Source: United States House of Representatives – Congressman Garret Graves (6th District of Louisiana)
WASHINGTON, DC – After more than 40 years of study, the overdue, much needed, highly anticipated West Shore Lake Pontchartrain Hurricane Protection Project has broken ground. The first part of the legislative breakthrough for the 18-mile levee project to protect portions of St. John the Baptist, St. Charles and St. James parishes was achieved in 2016 when Graves inserted language in federal law to authorize construction of the project. Less than two years later, we secured full funding for project construction.
As Chair of the Water Resources and Environment Subcommittee, Graves had jurisdiction over the Corps of Engineers at the time and had been working with the White House and Army Corps Leadership on appropriations, expediting projects such as West Shore. In 2018, Graves announced one of the largest flood protection investments in Louisiana history – nearly $3 billion in federal funding for priority flood and hurricane protection projects in south Louisiana – including the full $760 million for the West Shore Project.
“This project dates back to before I was born. We’re cutting through the bureaucracy and red tape, and the people in the River Parishes are finally going to get the flood protection they deserve. Dirt is turning and we will be protecting our families, homes, businesses, and communities. It will lower flood insurance rates, and lure economic development and jobs to the region. The West Shore Project will ultimately make St. John, St. Charles, and St. James parishes safer places to raise a family. This is exactly how we invest in our infrastructure before a storm rather than after the fact – spending much more on disaster recovery,” Graves said.

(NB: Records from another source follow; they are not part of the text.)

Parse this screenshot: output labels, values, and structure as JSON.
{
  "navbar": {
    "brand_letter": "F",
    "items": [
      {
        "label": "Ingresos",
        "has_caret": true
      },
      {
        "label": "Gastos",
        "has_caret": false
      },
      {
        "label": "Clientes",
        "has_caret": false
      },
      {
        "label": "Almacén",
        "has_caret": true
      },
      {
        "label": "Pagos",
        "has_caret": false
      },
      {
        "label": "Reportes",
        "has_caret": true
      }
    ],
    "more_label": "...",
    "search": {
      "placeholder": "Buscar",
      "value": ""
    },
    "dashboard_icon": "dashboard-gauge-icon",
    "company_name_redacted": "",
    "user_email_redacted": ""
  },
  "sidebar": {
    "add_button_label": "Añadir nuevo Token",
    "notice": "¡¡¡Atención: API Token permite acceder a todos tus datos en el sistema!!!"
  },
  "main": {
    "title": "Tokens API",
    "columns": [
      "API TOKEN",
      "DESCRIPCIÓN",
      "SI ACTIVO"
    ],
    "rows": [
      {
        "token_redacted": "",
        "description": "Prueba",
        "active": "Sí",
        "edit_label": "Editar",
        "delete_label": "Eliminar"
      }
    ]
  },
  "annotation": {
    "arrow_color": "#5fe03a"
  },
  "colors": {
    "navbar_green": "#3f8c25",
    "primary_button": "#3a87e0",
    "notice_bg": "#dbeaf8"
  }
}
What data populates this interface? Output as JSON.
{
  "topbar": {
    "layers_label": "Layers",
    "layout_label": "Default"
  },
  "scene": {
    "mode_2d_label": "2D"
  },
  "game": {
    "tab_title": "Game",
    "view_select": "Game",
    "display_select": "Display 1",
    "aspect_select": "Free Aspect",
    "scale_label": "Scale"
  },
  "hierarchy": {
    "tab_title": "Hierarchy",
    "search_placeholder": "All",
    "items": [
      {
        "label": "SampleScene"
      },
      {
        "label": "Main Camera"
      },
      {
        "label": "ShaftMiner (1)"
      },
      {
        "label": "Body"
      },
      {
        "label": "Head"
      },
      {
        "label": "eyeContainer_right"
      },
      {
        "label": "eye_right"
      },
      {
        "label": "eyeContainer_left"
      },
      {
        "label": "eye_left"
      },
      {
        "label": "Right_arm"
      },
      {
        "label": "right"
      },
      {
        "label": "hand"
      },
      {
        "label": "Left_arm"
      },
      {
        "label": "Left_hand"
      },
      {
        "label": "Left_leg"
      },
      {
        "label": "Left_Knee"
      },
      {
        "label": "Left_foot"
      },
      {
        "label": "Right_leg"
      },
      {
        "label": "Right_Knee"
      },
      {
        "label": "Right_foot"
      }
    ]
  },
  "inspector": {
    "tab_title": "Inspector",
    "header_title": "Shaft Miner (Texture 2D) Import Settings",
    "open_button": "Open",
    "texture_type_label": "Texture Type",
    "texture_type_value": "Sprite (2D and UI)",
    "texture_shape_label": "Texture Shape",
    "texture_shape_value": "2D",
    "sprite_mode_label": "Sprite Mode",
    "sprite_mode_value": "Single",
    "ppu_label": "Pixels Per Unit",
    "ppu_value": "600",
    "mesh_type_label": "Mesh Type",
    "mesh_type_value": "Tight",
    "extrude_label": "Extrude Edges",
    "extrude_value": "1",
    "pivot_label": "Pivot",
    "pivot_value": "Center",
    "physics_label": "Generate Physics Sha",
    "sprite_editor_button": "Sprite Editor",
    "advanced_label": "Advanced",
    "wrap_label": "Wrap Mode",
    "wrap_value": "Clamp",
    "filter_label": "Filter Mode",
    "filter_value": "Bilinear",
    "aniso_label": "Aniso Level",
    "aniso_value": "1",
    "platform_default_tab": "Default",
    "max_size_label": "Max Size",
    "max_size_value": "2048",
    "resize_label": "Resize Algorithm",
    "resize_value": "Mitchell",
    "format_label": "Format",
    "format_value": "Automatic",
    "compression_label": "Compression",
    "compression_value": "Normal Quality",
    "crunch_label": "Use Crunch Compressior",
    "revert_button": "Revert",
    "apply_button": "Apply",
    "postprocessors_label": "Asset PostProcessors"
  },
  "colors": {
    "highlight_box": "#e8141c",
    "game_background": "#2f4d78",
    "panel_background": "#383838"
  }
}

Graves has secured more than $3 billion in federal flood protection funds since the 2016 Flood. Of this, $1.4 billion is dedicated in legacy Corps projects like West Shore that have been on the books for decades. Another $1.5 billion in federal HUD and FEMA funds are intended to protect Louisiana against future flood risk, and $50 million has been invested to improve Livingston Parish drainage. An additional $600 million in federal funds will soon be available for drainage and other water infrastructure.
When and why did the project come about?
This project began because of the major flooding that occurred from Hurricane Betsy in 1965 and was first authorized by Congress in 1971. The project began as a study of the area which includes portions of St. Charles, St. John the Baptist, and St James Parishes, and is located west of the Bonnet Carre’ Spillway between the Mississippi River and Lakes Pontchartrain and Maurepas. However, due to the funding, bureaucracy, and prioritization, this project mainly sat dormant.
In 2012, Hurricane Isaac proved the need for the project as the communities that had been around for 300 years – such as Laplace and communities on the Northshore – experienced flooding for the first time. The new funding secured in 2018 resulted in the Army Corps paying the full cost upfront and the state will have 30 years to pay its 35 percent share. In 2019, the State, Pontchartrain Levee District, St. John the Baptist Parish, and St. James Parish committed to purchasing the property needed to construct the levee – further pushing the project along.
Once built, this new system of levees, floodwalls and pump stations could potentially keep 120,000 people and more than 7,000 structures from a so-called 100-year storm. It will also mean that the federal government will begin to spend millions of dollars in proactive infrastructure spending as opposed to the absurdity of spending billions of dollars after a disaster in recovery funding.